An exact copy of the entries is required, excluding any pictures.

━━━━━━━━━━━━━━━━━━━━━━━━━━━━━━

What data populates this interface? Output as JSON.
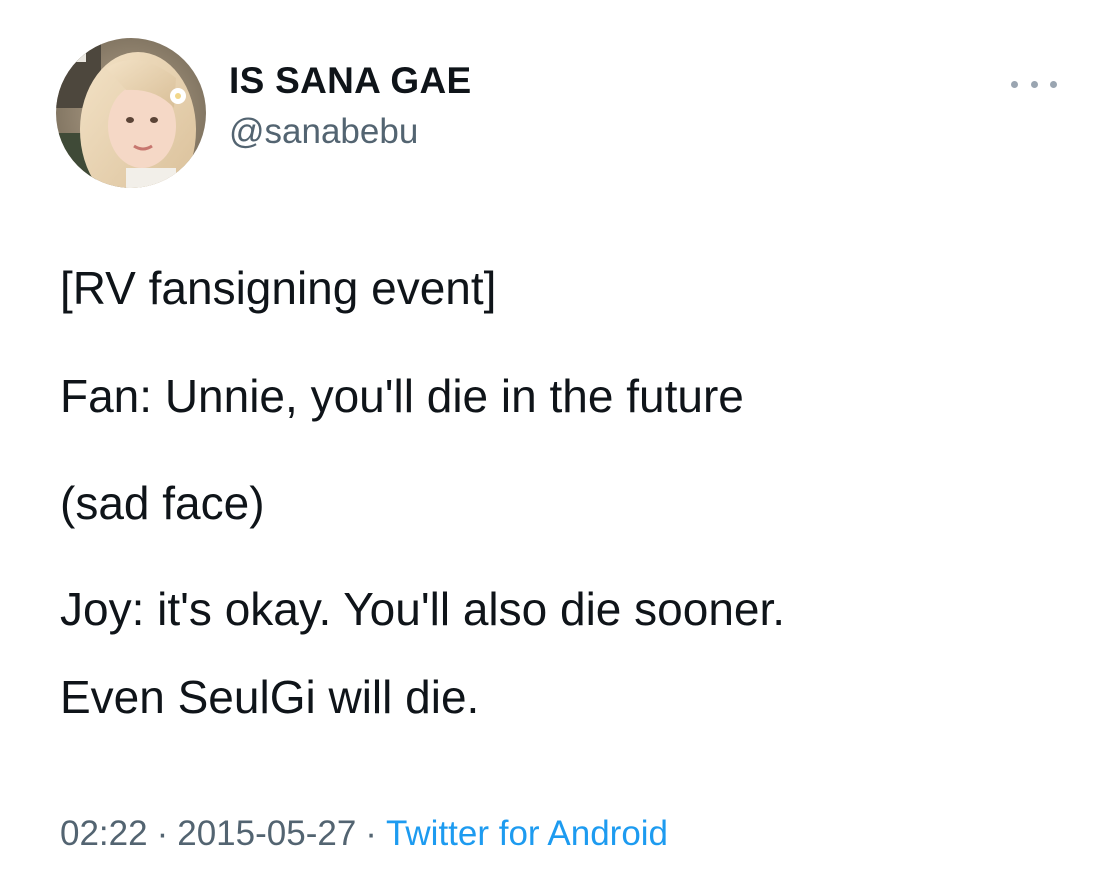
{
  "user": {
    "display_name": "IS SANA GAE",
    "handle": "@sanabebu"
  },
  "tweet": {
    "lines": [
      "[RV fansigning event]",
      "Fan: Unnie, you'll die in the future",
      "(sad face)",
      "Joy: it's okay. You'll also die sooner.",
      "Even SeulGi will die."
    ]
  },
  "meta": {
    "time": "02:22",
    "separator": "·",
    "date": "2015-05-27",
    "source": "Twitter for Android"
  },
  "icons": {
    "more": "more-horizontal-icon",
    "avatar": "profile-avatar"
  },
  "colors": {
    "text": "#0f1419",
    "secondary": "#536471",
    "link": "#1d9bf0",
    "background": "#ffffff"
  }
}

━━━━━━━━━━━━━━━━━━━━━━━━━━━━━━

Solution for this task
What data populates this interface? Output as JSON.
{
  "user": {
    "display_name": "IS SANA GAE",
    "handle": "@sanabebu"
  },
  "tweet": {
    "lines": [
      "[RV fansigning event]",
      "Fan: Unnie, you'll die in the future",
      "(sad face)",
      "Joy: it's okay. You'll also die sooner.",
      "Even SeulGi will die."
    ]
  },
  "meta": {
    "time": "02:22",
    "separator": "·",
    "date": "2015-05-27",
    "source": "Twitter for Android"
  },
  "icons": {
    "more": "more-horizontal-icon",
    "avatar": "profile-avatar"
  },
  "colors": {
    "text": "#0f1419",
    "secondary": "#536471",
    "link": "#1d9bf0",
    "background": "#ffffff"
  }
}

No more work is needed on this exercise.